Work through the material below and tally the lines holding "Número"; only the tally should be returned.

★ ★ ★

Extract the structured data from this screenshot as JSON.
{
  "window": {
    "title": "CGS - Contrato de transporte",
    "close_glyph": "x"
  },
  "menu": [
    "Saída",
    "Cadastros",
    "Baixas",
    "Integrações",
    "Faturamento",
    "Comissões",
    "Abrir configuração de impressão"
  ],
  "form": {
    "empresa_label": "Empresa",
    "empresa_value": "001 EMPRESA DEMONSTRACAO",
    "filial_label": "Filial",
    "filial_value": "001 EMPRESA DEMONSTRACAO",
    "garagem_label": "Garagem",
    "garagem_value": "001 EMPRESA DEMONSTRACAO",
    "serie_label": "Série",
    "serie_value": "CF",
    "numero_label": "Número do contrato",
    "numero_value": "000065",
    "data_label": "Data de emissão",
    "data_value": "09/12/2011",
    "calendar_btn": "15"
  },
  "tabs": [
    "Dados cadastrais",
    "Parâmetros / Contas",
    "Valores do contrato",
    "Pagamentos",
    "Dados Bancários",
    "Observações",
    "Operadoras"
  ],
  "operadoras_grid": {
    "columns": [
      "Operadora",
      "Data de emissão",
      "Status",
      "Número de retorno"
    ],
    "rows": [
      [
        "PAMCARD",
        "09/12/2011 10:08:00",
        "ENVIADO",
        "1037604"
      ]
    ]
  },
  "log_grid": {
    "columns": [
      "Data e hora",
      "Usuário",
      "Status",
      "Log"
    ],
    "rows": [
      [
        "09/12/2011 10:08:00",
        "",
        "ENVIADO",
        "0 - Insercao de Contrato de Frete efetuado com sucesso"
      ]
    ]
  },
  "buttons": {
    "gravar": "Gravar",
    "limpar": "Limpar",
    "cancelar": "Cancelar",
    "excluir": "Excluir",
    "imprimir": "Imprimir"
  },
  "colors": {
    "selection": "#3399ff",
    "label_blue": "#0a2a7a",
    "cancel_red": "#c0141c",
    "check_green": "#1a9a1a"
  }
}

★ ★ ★

▸ Written response:
2